WHAT THIS TASK INVOLVES
If any record holds an image, omit the image and print the rest exactly.

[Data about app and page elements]
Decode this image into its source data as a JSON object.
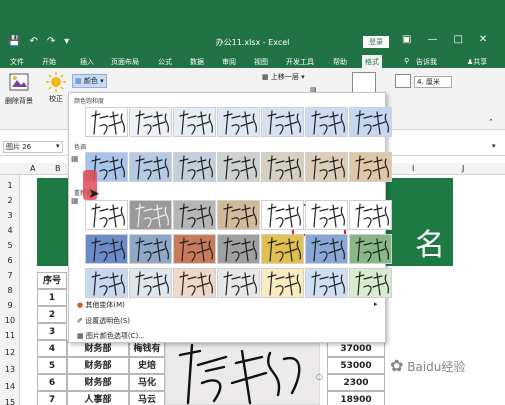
{
  "title_bar": {
    "doc_title": "办公11.xlsx - Excel",
    "login_label": "登录",
    "qat_icons": [
      "save-icon",
      "undo-icon",
      "redo-icon",
      "customize-icon"
    ],
    "window_icons": [
      "ribbon-display-icon",
      "minimize-icon",
      "restore-icon",
      "close-icon"
    ]
  },
  "ribbon_tabs": [
    "文件",
    "开始",
    "插入",
    "页面布局",
    "公式",
    "数据",
    "审阅",
    "视图",
    "开发工具",
    "帮助",
    "格式"
  ],
  "ribbon_tab_active": "格式",
  "tell_me": "告诉我",
  "share": "共享",
  "ribbon": {
    "remove_bg": "删除背景",
    "correct": "校正",
    "color": "颜色",
    "bring_forward": "上移一层",
    "height_value": "4. 厘米"
  },
  "name_box": "图片 26",
  "columns": [
    "A",
    "B",
    "C",
    "D",
    "E",
    "F",
    "G",
    "H",
    "I",
    "J"
  ],
  "rows": [
    "1",
    "2",
    "3",
    "4",
    "5",
    "6",
    "7",
    "8",
    "9",
    "10",
    "11",
    "12",
    "13",
    "14",
    "15"
  ],
  "banner_char": "名",
  "table": {
    "col_seq": "序号",
    "rows": [
      {
        "no": "1",
        "dept": "",
        "name": "",
        "val": ""
      },
      {
        "no": "2",
        "dept": "",
        "name": "",
        "val": ""
      },
      {
        "no": "3",
        "dept": "",
        "name": "",
        "val": ""
      },
      {
        "no": "4",
        "dept": "财务部",
        "name": "梅钱有",
        "val": "37000"
      },
      {
        "no": "5",
        "dept": "财务部",
        "name": "史培",
        "val": "53000"
      },
      {
        "no": "6",
        "dept": "财务部",
        "name": "马化",
        "val": "2300"
      },
      {
        "no": "7",
        "dept": "人事部",
        "name": "马云",
        "val": "18900"
      }
    ]
  },
  "color_menu": {
    "section_saturation": "颜色饱和度",
    "section_tone": "色调",
    "section_recolor": "重新着色",
    "sig_text": "唐娜",
    "saturation_tints": [
      "#ffffff",
      "#eef2f6",
      "#e7edf5",
      "#dfe8f3",
      "#d6e2f2",
      "#cddcf2",
      "#c4d6f2"
    ],
    "tone_tints": [
      "#a8c4ea",
      "#b6cbe3",
      "#c3d0dc",
      "#cdd1cf",
      "#d6d0c3",
      "#dccdb6",
      "#e0c6a6"
    ],
    "recolor_row1": [
      "#ffffff",
      "#9a9a9a",
      "#b6b6b6",
      "#d2b99a",
      "#ffffff",
      "#ffffff",
      "#ffffff"
    ],
    "recolor_row2": [
      "#6a8cc8",
      "#8fa8c8",
      "#c87a5a",
      "#a0a0a0",
      "#e1c050",
      "#88a8d8",
      "#88b888"
    ],
    "recolor_row3": [
      "#c8d8ee",
      "#e0e6ee",
      "#f0d8c8",
      "#e8e8e8",
      "#f8ecc0",
      "#d0e0f4",
      "#d8ecd0"
    ],
    "more_variants": "其他变体(M)",
    "set_transparent": "设置透明色(S)",
    "picture_color_options": "图片颜色选项(C)..."
  },
  "watermark": "Baidu经验"
}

TASK ANSWER
Decode this image into its source data as a JSON object.
{
  "title_bar": {
    "doc_title": "办公11.xlsx - Excel",
    "login_label": "登录",
    "qat_icons": [
      "save-icon",
      "undo-icon",
      "redo-icon",
      "customize-icon"
    ],
    "window_icons": [
      "ribbon-display-icon",
      "minimize-icon",
      "restore-icon",
      "close-icon"
    ]
  },
  "ribbon_tabs": [
    "文件",
    "开始",
    "插入",
    "页面布局",
    "公式",
    "数据",
    "审阅",
    "视图",
    "开发工具",
    "帮助",
    "格式"
  ],
  "ribbon_tab_active": "格式",
  "tell_me": "告诉我",
  "share": "共享",
  "ribbon": {
    "remove_bg": "删除背景",
    "correct": "校正",
    "color": "颜色",
    "bring_forward": "上移一层",
    "height_value": "4. 厘米"
  },
  "name_box": "图片 26",
  "columns": [
    "A",
    "B",
    "C",
    "D",
    "E",
    "F",
    "G",
    "H",
    "I",
    "J"
  ],
  "rows": [
    "1",
    "2",
    "3",
    "4",
    "5",
    "6",
    "7",
    "8",
    "9",
    "10",
    "11",
    "12",
    "13",
    "14",
    "15"
  ],
  "banner_char": "名",
  "table": {
    "col_seq": "序号",
    "rows": [
      {
        "no": "1",
        "dept": "",
        "name": "",
        "val": ""
      },
      {
        "no": "2",
        "dept": "",
        "name": "",
        "val": ""
      },
      {
        "no": "3",
        "dept": "",
        "name": "",
        "val": ""
      },
      {
        "no": "4",
        "dept": "财务部",
        "name": "梅钱有",
        "val": "37000"
      },
      {
        "no": "5",
        "dept": "财务部",
        "name": "史培",
        "val": "53000"
      },
      {
        "no": "6",
        "dept": "财务部",
        "name": "马化",
        "val": "2300"
      },
      {
        "no": "7",
        "dept": "人事部",
        "name": "马云",
        "val": "18900"
      }
    ]
  },
  "color_menu": {
    "section_saturation": "颜色饱和度",
    "section_tone": "色调",
    "section_recolor": "重新着色",
    "sig_text": "唐娜",
    "saturation_tints": [
      "#ffffff",
      "#eef2f6",
      "#e7edf5",
      "#dfe8f3",
      "#d6e2f2",
      "#cddcf2",
      "#c4d6f2"
    ],
    "tone_tints": [
      "#a8c4ea",
      "#b6cbe3",
      "#c3d0dc",
      "#cdd1cf",
      "#d6d0c3",
      "#dccdb6",
      "#e0c6a6"
    ],
    "recolor_row1": [
      "#ffffff",
      "#9a9a9a",
      "#b6b6b6",
      "#d2b99a",
      "#ffffff",
      "#ffffff",
      "#ffffff"
    ],
    "recolor_row2": [
      "#6a8cc8",
      "#8fa8c8",
      "#c87a5a",
      "#a0a0a0",
      "#e1c050",
      "#88a8d8",
      "#88b888"
    ],
    "recolor_row3": [
      "#c8d8ee",
      "#e0e6ee",
      "#f0d8c8",
      "#e8e8e8",
      "#f8ecc0",
      "#d0e0f4",
      "#d8ecd0"
    ],
    "more_variants": "其他变体(M)",
    "set_transparent": "设置透明色(S)",
    "picture_color_options": "图片颜色选项(C)..."
  },
  "watermark": "Baidu经验"
}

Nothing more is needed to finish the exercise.